Composting for Beginners

Regardless if you live in the city or country...check out our easy steps to making your very own compost with tons of benefits for your garden or flower beds!

The average Australian produces 1.5 tonnes of waste in a year. Much of this household waste is avoidable – like plastic packaging and food waste. But according to the ABC, Australians still let $8 billion worth of edible food hit the bin each year! Quite a statistic eh?

At Greenwood Farm, we love composting. We are passionate about recycling and reusing wherever possible, and composing is a huge part of that. 100 of our edible scraps, food peelings and skins, eggs shells and waste goes into our compost bins to be reused on our gardens.

Today, were taking a look at how you can get your own composting system up and running, whether you live in an apartment, or a huge house.

There are several ways to compost.

Firstly you're going to need a container. Just choose one that's going to fit the amount of waste you have. It needs to be kept outside and have contact with the ground. You could build one out of waste wood, an old palette, or a simple plastic bucket with a lid (any size) that's had the bottom cut out of it.

We use the big tubs from Bunnings with removable lids, that push on tight so the compost stays moist.

Next, we need to fill it!

Many layers are needed to initially start your compost pile. We start out with similar to the pic to the left.... and add a few goodies into the mix.

1: soil or woodchips - this helps with the compost to have contact with the ground and for drainage.

2: leaf cuttings - smaller organic drainage.

3: dry old leaves, usually the ones that you've raked up from the grass on a windy


4: fresh grass cuttings, that's right, tip the mower scraps into the bin - if you don't have lawn Im sure the neighbour will give you some of his!

5: not in the pic... but we add torn strips from our Sunday paper, this adds lightness and air to the mix.

6: time for the kitchen scraps, eggshells, veggie peelings, left over scraps from dinner

7: also not in the pic...... we add a big handful of lime (from Bunnings) and 3 big handfuls of dynamic lifter - helps get all those compost enzymes moving.

8: a literal shit load of manure, every Monday, you'll see me down at Mudgeeraba Showground with my re purposed little shopping trolley and shovel after the weekend pony club picking up the horse poo - cant tell you how satisfying it is to be picking up waste that will go to a good purpose!

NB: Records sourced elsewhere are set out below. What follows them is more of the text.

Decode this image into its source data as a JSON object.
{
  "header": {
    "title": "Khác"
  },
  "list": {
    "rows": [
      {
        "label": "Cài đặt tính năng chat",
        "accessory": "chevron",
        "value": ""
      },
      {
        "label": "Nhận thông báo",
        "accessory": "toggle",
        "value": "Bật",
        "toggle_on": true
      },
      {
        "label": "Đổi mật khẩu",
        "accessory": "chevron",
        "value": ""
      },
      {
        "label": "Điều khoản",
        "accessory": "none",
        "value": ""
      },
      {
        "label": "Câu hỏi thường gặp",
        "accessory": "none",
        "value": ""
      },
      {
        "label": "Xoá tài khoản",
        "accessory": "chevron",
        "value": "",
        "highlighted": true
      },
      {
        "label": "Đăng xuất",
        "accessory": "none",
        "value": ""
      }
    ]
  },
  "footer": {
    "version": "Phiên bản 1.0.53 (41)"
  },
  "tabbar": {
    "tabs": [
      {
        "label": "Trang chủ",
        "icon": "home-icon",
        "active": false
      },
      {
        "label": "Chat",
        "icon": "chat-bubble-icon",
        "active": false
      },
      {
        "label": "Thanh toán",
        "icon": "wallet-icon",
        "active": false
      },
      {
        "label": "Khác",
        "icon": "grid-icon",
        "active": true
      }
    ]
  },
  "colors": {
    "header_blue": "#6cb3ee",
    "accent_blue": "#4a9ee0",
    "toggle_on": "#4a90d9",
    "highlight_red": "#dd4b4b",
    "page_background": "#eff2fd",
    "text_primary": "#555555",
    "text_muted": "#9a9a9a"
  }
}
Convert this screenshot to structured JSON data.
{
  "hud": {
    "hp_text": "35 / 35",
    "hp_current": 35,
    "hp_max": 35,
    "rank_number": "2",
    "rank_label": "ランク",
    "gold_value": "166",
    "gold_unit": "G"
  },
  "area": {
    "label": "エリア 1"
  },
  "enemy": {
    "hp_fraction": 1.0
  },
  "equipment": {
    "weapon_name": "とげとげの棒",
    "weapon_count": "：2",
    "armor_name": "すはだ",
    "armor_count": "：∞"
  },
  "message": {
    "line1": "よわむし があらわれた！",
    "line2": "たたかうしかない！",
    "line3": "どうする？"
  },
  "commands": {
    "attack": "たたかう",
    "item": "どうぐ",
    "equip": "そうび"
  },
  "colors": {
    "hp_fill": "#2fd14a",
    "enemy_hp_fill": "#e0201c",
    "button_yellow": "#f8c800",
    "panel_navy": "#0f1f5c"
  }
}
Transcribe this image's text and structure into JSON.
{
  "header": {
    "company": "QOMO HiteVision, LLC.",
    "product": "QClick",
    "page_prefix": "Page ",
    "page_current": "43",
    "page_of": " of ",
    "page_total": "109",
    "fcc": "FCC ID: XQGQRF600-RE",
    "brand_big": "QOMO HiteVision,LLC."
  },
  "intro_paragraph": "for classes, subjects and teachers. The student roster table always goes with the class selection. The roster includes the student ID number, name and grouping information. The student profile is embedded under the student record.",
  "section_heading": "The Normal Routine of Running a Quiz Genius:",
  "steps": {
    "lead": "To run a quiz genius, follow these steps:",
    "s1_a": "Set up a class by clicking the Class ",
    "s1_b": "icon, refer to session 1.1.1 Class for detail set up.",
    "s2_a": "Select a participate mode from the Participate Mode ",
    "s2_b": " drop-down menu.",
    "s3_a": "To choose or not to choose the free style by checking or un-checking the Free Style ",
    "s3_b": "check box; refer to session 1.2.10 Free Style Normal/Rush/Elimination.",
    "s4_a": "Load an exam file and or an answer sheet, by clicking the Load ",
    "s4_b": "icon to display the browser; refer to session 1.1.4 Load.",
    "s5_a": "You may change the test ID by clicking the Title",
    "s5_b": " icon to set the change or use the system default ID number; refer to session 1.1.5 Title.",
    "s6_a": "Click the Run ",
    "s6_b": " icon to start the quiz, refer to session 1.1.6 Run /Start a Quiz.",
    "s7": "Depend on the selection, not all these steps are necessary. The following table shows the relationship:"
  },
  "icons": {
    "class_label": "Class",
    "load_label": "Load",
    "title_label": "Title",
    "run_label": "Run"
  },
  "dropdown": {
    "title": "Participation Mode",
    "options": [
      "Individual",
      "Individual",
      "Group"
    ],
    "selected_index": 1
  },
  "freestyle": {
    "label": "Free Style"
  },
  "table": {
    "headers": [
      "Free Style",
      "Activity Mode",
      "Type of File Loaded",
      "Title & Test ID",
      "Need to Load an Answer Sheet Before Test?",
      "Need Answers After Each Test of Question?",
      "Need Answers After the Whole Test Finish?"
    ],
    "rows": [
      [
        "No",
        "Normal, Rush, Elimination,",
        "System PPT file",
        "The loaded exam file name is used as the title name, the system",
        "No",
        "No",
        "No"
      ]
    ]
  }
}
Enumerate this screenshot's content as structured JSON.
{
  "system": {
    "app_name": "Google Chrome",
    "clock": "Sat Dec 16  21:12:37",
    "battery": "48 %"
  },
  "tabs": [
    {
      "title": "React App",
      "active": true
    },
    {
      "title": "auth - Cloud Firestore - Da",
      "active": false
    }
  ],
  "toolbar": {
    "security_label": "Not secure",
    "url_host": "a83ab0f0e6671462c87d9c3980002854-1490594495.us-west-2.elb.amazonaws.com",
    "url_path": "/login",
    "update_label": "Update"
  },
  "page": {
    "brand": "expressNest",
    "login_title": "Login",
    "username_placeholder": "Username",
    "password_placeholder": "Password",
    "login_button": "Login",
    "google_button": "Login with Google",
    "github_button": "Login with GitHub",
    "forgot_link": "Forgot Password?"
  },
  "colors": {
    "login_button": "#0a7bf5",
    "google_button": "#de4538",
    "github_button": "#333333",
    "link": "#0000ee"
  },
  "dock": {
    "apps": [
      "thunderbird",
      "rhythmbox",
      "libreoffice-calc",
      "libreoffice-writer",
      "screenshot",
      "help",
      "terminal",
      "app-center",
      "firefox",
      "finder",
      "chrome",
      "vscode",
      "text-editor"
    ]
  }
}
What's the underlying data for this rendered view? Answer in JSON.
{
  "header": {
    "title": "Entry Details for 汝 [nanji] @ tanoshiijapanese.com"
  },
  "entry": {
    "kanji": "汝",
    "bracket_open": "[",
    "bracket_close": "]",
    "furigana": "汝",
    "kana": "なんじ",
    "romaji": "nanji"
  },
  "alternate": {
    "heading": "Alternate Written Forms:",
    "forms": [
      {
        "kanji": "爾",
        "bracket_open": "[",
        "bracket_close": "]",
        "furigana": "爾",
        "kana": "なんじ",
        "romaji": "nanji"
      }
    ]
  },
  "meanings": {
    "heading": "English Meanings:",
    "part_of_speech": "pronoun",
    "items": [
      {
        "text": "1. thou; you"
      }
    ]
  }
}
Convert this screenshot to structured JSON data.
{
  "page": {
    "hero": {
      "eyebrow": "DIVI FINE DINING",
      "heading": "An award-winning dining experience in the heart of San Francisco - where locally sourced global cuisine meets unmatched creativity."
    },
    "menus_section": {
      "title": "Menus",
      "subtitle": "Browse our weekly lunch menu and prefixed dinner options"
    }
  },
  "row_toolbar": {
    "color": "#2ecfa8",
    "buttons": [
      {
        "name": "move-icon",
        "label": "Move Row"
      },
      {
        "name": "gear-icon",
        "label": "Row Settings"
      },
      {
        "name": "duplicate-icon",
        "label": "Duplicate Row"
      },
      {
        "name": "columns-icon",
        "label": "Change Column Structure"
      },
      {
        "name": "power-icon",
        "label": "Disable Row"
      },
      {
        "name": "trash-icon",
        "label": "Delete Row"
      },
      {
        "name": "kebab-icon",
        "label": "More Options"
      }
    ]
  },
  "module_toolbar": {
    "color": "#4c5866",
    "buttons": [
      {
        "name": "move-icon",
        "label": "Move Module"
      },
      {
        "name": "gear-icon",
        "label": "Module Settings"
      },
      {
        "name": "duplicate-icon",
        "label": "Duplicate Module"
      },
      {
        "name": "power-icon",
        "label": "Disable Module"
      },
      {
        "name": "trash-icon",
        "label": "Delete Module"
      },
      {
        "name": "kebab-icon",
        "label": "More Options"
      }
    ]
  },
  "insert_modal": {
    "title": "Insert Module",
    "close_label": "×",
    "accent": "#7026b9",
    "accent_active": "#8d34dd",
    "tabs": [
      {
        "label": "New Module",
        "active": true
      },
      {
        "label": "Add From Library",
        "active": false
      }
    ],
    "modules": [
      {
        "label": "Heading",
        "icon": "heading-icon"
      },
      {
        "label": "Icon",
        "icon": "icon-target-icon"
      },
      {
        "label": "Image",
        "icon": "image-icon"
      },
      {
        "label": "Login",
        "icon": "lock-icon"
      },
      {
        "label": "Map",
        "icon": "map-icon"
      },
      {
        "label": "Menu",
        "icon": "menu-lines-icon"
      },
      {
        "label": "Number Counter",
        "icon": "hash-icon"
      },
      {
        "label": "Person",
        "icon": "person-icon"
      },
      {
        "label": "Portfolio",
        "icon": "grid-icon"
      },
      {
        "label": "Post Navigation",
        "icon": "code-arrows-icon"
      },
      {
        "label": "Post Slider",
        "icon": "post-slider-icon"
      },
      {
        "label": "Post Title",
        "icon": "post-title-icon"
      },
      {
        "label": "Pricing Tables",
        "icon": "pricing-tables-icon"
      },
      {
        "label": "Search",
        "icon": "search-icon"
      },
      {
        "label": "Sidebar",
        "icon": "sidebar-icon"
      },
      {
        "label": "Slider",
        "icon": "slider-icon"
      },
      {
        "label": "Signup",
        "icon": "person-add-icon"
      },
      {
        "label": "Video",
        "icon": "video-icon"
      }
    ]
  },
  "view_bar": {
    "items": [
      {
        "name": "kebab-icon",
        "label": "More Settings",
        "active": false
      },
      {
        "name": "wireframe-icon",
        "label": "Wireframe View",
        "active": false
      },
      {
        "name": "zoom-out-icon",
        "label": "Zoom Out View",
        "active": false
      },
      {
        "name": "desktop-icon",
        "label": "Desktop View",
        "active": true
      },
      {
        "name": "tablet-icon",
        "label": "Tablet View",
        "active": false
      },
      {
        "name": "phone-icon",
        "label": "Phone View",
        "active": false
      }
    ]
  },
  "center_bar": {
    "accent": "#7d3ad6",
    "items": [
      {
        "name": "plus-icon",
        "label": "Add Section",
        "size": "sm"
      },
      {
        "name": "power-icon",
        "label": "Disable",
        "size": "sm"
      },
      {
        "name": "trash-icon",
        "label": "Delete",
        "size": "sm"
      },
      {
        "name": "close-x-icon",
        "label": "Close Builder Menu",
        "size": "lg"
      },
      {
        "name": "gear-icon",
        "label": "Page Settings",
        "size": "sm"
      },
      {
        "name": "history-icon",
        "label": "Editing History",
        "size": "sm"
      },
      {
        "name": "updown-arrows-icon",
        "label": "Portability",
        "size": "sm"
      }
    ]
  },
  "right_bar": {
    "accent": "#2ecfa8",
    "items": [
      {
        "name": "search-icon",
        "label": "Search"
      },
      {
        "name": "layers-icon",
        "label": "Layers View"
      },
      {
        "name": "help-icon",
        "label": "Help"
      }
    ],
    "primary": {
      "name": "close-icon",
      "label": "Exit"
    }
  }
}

9: another layer of dry leaves - or if you're like us, your chicken bedding scraps, lots of manure and pine shavings or hay works a treat!

10: a light water with a hose, having it a bit damp helps start the decomposing process.

Next, youll need to know what to put in.... and what to keep out!

Some things just don't work in compost! Any meats, dairy, and fish just attracts

rats... and no one likes that! Citrus does funny things to compost... it turns it sour, slimy and smelly as does dairy. Big things like avo stones and bigger bits of wood, just don't compost in the time frame you'd like so its best to avoid them.

So there you go! Your composting is sorted!

Obviously in winter things slow down a bit due to the cooler temperatures, but in around 6 to 8 weeks, you should be seeing the first signs of your very own compost! Remember, as you add the scraps for composting, you'll have to grab a shovel, or pitch fork and stir it up..... that's right baby, shake it up, right to the bottom of the pile... who needs a gym workout when you live on a farm!

Any questions and comments are always appreciated and we hope to hear from you soon.

Until next time.... Happy Farming!